While it wasn’t always smooth and there wasn’t always chemistry, 87.7 The Game was generally honest, sincere, and entertaining. Unlike others in the market, they didn’t rely on a bit or schtick such as yelling at their callers or making fun of an old alcoholic from Milwaukee.
They recognized the progressive move of baseball coverage to the blogging community, having guys like Sahadev Sharma and others on to guest-host. Even during what was probably the worst radio interview I’ve ever heard, Kaplan and Haugh still managed to own the situation and make it entertaining.
While the shutting down of the station isn’t all that surprising or sad in and of itself, the screw-job of the people that went out on a limb to work there is. I hope all of them find something better down the road that allows them to look back on this situation and laugh. But until then, they’ll finish out the next month in a professional and entertaining way, even if they have mixed feelings about doing so.
I know I’ll be listening…on my app.

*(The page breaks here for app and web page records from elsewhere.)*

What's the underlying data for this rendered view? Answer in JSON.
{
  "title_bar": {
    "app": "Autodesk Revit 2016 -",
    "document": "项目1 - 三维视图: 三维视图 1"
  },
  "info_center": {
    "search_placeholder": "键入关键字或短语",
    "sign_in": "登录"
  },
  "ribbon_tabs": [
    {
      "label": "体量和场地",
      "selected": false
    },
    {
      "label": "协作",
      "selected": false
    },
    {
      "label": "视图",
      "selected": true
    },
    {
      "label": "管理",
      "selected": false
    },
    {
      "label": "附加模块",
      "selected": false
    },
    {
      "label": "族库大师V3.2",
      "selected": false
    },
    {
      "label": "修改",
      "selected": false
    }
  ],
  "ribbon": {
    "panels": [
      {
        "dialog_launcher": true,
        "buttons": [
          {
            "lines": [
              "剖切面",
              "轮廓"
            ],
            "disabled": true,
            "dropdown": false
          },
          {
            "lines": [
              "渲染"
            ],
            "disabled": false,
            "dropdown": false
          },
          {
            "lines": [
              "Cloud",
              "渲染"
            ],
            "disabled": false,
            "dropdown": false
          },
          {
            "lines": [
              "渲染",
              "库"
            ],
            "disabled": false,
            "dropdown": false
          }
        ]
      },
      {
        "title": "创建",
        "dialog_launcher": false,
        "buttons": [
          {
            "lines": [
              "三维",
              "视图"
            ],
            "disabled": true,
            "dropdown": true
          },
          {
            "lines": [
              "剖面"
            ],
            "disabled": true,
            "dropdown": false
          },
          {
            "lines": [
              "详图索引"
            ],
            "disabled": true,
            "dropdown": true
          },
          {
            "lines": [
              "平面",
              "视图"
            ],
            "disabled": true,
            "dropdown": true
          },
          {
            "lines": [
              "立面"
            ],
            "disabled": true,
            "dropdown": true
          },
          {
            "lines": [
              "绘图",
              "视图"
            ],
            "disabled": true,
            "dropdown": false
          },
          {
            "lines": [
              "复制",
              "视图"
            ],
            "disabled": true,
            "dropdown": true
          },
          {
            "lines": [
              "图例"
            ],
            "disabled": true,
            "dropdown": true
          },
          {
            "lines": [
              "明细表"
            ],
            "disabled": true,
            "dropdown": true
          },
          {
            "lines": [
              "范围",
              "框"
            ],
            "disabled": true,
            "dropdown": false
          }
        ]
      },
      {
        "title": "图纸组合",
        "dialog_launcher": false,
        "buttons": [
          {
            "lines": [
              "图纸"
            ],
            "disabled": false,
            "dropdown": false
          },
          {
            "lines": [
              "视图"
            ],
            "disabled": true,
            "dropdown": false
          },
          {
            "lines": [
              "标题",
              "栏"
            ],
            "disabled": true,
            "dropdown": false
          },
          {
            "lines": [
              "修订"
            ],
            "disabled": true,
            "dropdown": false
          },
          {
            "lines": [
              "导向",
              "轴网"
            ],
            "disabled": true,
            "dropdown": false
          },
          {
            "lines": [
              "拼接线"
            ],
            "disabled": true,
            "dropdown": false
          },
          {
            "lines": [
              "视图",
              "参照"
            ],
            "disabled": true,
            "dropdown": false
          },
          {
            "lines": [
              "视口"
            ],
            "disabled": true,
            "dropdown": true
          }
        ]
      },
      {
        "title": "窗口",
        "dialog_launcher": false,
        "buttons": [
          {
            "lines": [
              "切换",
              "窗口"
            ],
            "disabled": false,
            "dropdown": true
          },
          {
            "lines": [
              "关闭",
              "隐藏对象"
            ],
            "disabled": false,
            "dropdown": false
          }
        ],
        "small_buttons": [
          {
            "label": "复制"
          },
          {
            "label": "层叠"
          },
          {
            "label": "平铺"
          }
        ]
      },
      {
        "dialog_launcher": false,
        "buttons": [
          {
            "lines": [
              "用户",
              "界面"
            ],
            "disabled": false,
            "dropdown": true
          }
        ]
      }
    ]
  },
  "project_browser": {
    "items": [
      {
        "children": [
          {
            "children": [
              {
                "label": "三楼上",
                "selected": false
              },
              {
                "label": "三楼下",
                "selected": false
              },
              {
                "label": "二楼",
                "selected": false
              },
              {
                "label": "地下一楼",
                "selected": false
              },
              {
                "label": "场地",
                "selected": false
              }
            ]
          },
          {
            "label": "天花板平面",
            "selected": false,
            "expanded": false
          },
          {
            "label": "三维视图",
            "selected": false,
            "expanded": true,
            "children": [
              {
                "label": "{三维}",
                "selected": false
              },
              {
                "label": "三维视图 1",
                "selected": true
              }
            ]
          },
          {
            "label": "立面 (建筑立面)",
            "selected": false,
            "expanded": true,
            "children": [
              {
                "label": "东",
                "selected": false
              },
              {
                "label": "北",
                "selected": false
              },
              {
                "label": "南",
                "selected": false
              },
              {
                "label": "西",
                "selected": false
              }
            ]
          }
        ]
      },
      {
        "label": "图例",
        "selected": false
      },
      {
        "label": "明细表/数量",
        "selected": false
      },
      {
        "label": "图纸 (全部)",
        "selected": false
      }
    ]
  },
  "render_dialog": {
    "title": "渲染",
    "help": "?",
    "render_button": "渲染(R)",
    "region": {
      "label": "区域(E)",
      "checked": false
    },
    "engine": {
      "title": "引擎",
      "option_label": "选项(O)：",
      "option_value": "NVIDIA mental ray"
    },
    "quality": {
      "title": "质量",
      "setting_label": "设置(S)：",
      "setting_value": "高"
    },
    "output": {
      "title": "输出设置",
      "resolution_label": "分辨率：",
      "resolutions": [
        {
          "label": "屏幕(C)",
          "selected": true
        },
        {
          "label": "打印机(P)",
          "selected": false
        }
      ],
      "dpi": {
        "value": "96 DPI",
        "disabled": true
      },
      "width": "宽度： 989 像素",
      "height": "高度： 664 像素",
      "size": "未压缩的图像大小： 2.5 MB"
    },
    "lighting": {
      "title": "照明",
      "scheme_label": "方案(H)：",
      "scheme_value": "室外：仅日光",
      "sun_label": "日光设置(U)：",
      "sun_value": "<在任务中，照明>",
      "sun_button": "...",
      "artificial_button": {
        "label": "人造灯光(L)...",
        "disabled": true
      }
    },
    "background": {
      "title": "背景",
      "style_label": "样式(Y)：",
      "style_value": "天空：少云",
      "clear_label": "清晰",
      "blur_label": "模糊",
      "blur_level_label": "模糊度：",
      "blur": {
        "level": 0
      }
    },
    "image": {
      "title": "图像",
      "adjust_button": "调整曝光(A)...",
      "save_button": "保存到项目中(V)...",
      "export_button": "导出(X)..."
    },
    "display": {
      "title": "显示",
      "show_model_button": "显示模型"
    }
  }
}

After this story posted, I was contacted by a party who was present when all of this happened. This person described a nasty scene that wasn’t seen on the air or heard on the radio. While the show was on the air, deCastro and Finfer had a conversation in which deCastro threatened to pull Quigs & Finfer off the air mid-show. This all went down just moments after their realization of their fate while they were on the air.
After the show, it escalated further, with the aforementioned show members and producer Joe Romano meeting with deCastro and VP of Programming Todd Manley, and Finfer and DiCaro arguing with deCastro. The source wasn’t able to say what was said, but observed Manley and de Castro getting into a heated exchange with DiCaro, whose position as Social Media Manager for both WGN and The Game has been eliminated, per her Twitter account.
I’m told it’s been a miserable 24 hours at WGN, saying “Many people at The Game left good jobs to come here. Within 24 hours, they’re being treated like they’re radioactive. Management isn’t speaking to them and the WGN staffers act like they don’t exist. I don’t know how they’re supposed to keep coming in here for 6 more weeks. It’s got to be horrible for them. The worst part is none of them did anything wrong, but they are being treated like they did.”